● **Given information**:
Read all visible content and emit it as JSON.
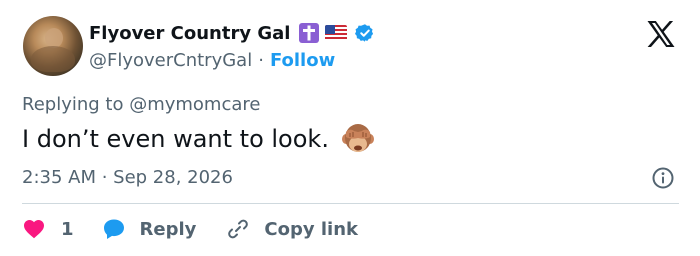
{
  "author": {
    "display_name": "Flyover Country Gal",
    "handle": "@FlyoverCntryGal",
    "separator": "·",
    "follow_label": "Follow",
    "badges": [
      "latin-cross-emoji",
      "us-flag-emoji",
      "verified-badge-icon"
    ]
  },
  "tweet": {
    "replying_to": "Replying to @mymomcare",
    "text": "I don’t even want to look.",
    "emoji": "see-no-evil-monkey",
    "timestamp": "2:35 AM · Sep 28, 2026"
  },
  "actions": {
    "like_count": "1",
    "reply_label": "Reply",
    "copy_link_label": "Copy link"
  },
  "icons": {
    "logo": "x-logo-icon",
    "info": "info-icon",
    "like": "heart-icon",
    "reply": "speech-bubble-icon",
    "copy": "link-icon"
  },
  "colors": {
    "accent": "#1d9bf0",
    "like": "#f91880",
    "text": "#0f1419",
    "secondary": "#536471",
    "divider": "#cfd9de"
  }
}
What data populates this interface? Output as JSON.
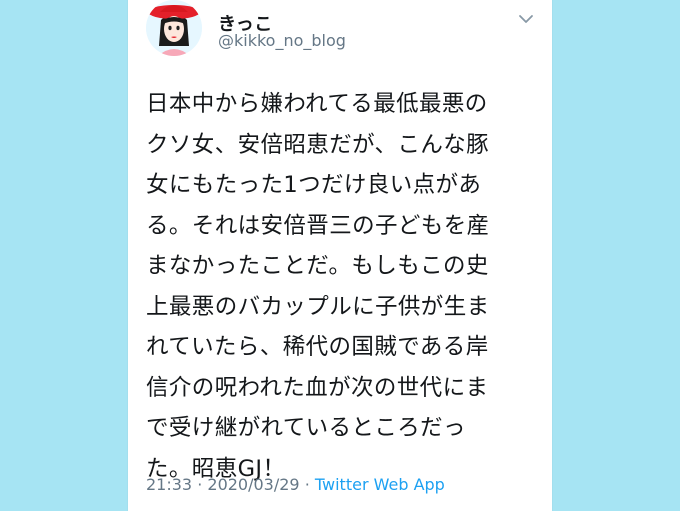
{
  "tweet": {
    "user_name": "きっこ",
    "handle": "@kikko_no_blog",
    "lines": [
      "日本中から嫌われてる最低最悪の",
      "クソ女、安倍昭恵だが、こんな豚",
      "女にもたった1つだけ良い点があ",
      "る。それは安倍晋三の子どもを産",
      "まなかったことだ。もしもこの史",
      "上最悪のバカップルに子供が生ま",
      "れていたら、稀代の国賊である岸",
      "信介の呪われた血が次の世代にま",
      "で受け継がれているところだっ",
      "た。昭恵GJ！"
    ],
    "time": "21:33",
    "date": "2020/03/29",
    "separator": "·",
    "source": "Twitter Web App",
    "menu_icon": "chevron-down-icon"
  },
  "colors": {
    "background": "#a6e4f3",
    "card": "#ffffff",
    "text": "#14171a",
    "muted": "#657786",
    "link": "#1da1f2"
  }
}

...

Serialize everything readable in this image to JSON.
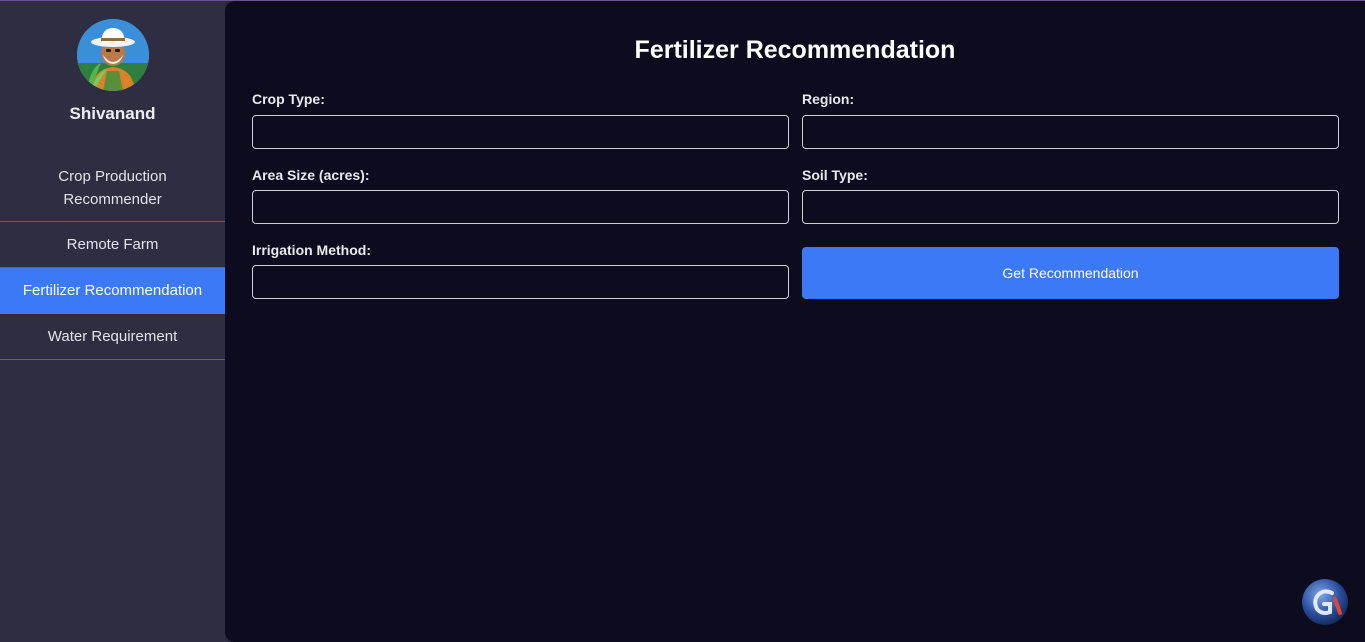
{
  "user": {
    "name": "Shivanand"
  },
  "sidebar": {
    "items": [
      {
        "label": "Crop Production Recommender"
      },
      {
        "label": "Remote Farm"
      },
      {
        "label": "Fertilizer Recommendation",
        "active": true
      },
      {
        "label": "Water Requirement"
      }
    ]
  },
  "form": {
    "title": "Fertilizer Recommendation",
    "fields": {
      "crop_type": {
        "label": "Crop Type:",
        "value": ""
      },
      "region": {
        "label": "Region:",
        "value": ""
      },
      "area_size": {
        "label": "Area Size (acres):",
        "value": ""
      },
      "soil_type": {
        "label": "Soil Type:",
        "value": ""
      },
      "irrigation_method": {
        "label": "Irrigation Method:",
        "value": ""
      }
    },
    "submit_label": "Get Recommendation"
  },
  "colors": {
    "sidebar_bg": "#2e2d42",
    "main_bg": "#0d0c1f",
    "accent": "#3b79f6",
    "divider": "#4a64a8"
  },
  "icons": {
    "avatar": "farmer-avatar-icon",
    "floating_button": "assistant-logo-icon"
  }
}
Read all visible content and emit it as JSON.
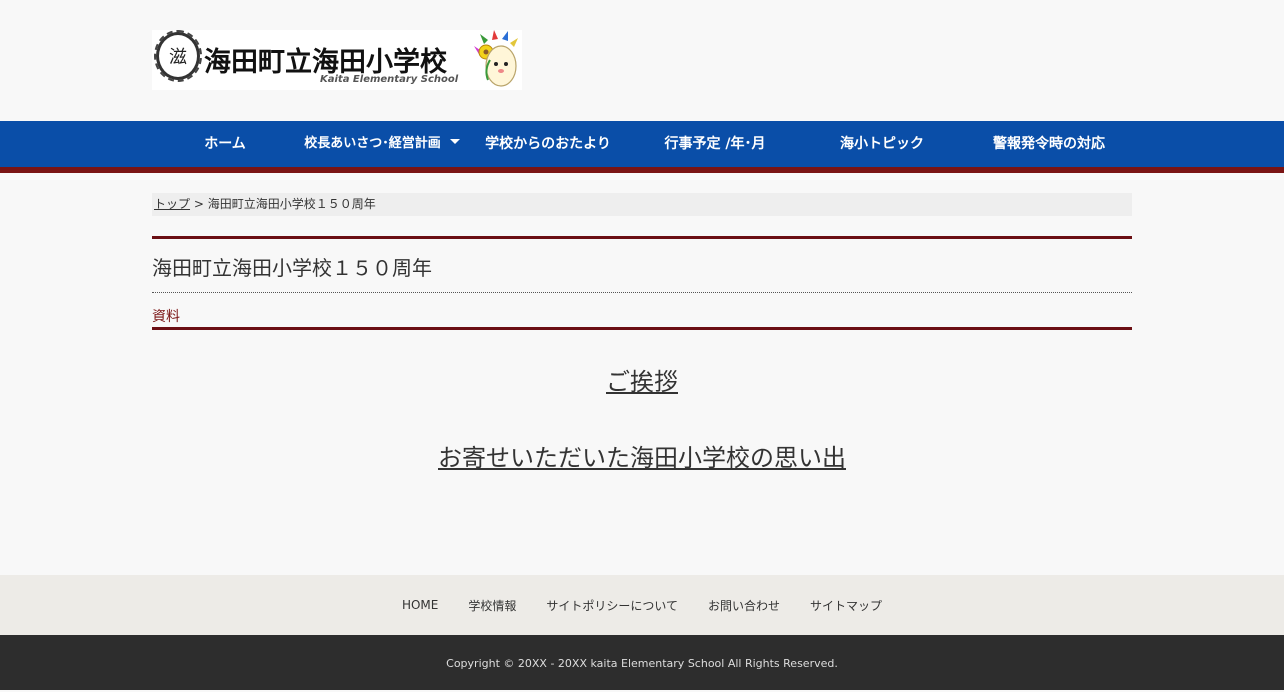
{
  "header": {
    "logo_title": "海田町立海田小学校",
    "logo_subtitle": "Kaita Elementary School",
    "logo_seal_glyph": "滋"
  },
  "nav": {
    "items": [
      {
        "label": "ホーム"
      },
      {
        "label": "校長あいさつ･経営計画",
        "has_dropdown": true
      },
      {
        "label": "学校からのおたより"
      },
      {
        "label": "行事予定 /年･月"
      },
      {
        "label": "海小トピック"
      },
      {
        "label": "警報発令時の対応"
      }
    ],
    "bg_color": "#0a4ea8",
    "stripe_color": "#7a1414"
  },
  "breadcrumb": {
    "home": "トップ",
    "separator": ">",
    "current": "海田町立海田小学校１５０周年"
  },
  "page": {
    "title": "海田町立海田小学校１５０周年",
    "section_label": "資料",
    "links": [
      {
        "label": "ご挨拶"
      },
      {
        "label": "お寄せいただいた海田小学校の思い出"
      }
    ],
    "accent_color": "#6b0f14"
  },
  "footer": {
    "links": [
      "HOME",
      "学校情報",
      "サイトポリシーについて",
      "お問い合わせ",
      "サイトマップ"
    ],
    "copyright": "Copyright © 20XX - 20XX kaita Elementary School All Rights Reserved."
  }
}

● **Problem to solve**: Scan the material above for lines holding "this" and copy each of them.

● **Exercise answer**:
What data populates this interface? Output as JSON.
Serialize everything readable in this image to JSON.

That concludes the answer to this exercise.